*** Opening of Materials provided ***

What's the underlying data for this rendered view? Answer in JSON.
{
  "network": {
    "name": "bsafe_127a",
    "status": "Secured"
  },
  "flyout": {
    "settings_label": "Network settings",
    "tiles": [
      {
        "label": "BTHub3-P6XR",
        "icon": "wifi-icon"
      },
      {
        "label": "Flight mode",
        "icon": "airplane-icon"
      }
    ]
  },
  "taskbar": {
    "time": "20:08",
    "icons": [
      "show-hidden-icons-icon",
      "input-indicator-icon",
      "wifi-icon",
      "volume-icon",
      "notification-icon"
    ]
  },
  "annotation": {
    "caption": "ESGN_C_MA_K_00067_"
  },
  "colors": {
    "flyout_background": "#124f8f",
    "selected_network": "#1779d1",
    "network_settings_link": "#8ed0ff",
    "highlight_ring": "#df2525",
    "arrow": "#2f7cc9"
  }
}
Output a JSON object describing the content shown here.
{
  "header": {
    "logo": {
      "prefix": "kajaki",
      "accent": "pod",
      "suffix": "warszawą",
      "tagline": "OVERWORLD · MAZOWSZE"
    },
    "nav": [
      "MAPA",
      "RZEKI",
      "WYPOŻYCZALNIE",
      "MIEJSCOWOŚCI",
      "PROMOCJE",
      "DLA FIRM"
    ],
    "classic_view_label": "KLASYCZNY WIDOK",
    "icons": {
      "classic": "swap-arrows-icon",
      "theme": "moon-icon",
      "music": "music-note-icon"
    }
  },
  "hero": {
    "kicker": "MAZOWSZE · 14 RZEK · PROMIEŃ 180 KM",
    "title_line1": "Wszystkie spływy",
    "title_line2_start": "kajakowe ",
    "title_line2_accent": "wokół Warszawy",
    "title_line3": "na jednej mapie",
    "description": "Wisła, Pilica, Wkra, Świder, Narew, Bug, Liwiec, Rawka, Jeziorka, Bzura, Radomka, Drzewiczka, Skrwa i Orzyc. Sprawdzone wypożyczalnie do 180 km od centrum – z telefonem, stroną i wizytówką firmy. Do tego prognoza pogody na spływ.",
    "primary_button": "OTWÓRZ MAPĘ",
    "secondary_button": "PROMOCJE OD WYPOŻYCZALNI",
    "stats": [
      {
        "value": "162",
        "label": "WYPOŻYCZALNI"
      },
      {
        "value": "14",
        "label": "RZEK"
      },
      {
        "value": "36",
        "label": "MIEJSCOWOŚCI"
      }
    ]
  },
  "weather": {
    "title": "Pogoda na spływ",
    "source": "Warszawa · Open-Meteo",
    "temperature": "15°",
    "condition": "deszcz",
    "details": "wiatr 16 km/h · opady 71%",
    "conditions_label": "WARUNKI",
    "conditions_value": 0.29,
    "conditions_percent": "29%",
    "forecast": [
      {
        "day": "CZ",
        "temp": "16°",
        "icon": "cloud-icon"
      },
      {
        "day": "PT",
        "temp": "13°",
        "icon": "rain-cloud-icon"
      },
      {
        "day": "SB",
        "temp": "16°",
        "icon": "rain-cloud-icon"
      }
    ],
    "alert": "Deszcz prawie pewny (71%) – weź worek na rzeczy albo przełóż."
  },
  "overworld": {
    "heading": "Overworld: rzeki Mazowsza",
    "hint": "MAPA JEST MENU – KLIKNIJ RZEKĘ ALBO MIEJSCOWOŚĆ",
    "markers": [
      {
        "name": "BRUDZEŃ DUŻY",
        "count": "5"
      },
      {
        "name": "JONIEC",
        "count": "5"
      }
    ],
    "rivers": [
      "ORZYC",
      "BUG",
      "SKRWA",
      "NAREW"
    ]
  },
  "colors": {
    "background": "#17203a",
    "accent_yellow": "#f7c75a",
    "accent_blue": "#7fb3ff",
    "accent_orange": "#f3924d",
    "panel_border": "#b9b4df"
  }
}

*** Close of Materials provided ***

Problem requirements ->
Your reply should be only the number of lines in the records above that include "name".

Result ->
3